WHAT TO DO:
Print the data that follows exactly, leaving nothing out.

EXERCISE MATERIALS:

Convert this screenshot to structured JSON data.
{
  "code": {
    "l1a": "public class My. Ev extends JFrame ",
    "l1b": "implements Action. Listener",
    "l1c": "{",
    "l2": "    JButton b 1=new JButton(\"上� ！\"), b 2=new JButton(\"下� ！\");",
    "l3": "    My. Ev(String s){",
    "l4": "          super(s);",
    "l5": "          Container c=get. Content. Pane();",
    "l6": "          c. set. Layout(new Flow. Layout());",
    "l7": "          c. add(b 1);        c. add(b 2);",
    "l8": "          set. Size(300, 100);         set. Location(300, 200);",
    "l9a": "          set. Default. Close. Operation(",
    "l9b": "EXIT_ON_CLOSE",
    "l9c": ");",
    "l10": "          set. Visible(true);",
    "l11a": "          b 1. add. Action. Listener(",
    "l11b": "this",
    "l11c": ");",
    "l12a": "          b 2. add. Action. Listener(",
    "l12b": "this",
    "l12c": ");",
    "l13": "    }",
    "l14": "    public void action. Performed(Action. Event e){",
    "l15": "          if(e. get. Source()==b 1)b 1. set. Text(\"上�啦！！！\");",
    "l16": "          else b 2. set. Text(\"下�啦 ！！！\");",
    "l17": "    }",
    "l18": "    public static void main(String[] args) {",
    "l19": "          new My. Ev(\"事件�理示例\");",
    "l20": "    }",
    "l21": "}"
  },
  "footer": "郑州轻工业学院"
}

ANSWER SPACE:
Convert this screenshot to structured JSON data.
{
  "code": {
    "l1a": "public class My. Ev extends JFrame ",
    "l1b": "implements Action. Listener",
    "l1c": "{",
    "l2": "    JButton b 1=new JButton(\"上� ！\"), b 2=new JButton(\"下� ！\");",
    "l3": "    My. Ev(String s){",
    "l4": "          super(s);",
    "l5": "          Container c=get. Content. Pane();",
    "l6": "          c. set. Layout(new Flow. Layout());",
    "l7": "          c. add(b 1);        c. add(b 2);",
    "l8": "          set. Size(300, 100);         set. Location(300, 200);",
    "l9a": "          set. Default. Close. Operation(",
    "l9b": "EXIT_ON_CLOSE",
    "l9c": ");",
    "l10": "          set. Visible(true);",
    "l11a": "          b 1. add. Action. Listener(",
    "l11b": "this",
    "l11c": ");",
    "l12a": "          b 2. add. Action. Listener(",
    "l12b": "this",
    "l12c": ");",
    "l13": "    }",
    "l14": "    public void action. Performed(Action. Event e){",
    "l15": "          if(e. get. Source()==b 1)b 1. set. Text(\"上�啦！！！\");",
    "l16": "          else b 2. set. Text(\"下�啦 ！！！\");",
    "l17": "    }",
    "l18": "    public static void main(String[] args) {",
    "l19": "          new My. Ev(\"事件�理示例\");",
    "l20": "    }",
    "l21": "}"
  },
  "footer": "郑州轻工业学院"
}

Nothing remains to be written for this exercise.